** Opening Extracted material block **

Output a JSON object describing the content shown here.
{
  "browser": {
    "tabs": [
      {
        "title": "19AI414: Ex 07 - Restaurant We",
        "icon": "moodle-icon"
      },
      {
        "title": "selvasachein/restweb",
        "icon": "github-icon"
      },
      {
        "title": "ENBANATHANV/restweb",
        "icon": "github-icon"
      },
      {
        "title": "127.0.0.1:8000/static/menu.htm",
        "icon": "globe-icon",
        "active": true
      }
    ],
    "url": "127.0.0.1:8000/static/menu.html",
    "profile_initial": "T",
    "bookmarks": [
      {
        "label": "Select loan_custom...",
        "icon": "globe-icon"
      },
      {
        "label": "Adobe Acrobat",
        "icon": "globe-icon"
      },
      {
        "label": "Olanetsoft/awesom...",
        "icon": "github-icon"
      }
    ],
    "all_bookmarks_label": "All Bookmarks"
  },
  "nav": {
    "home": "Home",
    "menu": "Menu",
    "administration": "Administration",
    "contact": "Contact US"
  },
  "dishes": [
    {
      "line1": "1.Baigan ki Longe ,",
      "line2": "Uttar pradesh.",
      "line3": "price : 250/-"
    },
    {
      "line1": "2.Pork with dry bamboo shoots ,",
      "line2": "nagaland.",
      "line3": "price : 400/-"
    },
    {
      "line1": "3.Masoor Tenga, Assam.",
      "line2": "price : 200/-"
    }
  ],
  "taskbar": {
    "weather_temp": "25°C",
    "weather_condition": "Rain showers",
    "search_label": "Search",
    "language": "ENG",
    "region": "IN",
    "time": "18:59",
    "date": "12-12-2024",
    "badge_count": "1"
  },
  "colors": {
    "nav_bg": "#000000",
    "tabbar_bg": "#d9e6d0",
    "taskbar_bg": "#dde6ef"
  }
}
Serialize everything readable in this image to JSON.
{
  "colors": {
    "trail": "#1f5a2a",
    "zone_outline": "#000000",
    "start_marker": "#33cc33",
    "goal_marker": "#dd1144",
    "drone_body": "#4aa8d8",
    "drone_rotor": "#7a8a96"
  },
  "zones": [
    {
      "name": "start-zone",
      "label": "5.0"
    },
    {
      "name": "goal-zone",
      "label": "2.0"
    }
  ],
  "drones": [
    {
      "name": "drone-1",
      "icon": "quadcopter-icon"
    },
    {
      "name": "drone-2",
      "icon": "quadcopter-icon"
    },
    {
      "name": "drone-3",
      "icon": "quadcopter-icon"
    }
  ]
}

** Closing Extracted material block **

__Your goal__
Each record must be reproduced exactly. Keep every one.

__Expected answer__
Output a JSON object describing the content shown here.
{
  "browser": {
    "tabs": [
      {
        "title": "19AI414: Ex 07 - Restaurant We",
        "icon": "moodle-icon"
      },
      {
        "title": "selvasachein/restweb",
        "icon": "github-icon"
      },
      {
        "title": "ENBANATHANV/restweb",
        "icon": "github-icon"
      },
      {
        "title": "127.0.0.1:8000/static/menu.htm",
        "icon": "globe-icon",
        "active": true
      }
    ],
    "url": "127.0.0.1:8000/static/menu.html",
    "profile_initial": "T",
    "bookmarks": [
      {
        "label": "Select loan_custom...",
        "icon": "globe-icon"
      },
      {
        "label": "Adobe Acrobat",
        "icon": "globe-icon"
      },
      {
        "label": "Olanetsoft/awesom...",
        "icon": "github-icon"
      }
    ],
    "all_bookmarks_label": "All Bookmarks"
  },
  "nav": {
    "home": "Home",
    "menu": "Menu",
    "administration": "Administration",
    "contact": "Contact US"
  },
  "dishes": [
    {
      "line1": "1.Baigan ki Longe ,",
      "line2": "Uttar pradesh.",
      "line3": "price : 250/-"
    },
    {
      "line1": "2.Pork with dry bamboo shoots ,",
      "line2": "nagaland.",
      "line3": "price : 400/-"
    },
    {
      "line1": "3.Masoor Tenga, Assam.",
      "line2": "price : 200/-"
    }
  ],
  "taskbar": {
    "weather_temp": "25°C",
    "weather_condition": "Rain showers",
    "search_label": "Search",
    "language": "ENG",
    "region": "IN",
    "time": "18:59",
    "date": "12-12-2024",
    "badge_count": "1"
  },
  "colors": {
    "nav_bg": "#000000",
    "tabbar_bg": "#d9e6d0",
    "taskbar_bg": "#dde6ef"
  }
}
Serialize everything readable in this image to JSON.
{
  "colors": {
    "trail": "#1f5a2a",
    "zone_outline": "#000000",
    "start_marker": "#33cc33",
    "goal_marker": "#dd1144",
    "drone_body": "#4aa8d8",
    "drone_rotor": "#7a8a96"
  },
  "zones": [
    {
      "name": "start-zone",
      "label": "5.0"
    },
    {
      "name": "goal-zone",
      "label": "2.0"
    }
  ],
  "drones": [
    {
      "name": "drone-1",
      "icon": "quadcopter-icon"
    },
    {
      "name": "drone-2",
      "icon": "quadcopter-icon"
    },
    {
      "name": "drone-3",
      "icon": "quadcopter-icon"
    }
  ]
}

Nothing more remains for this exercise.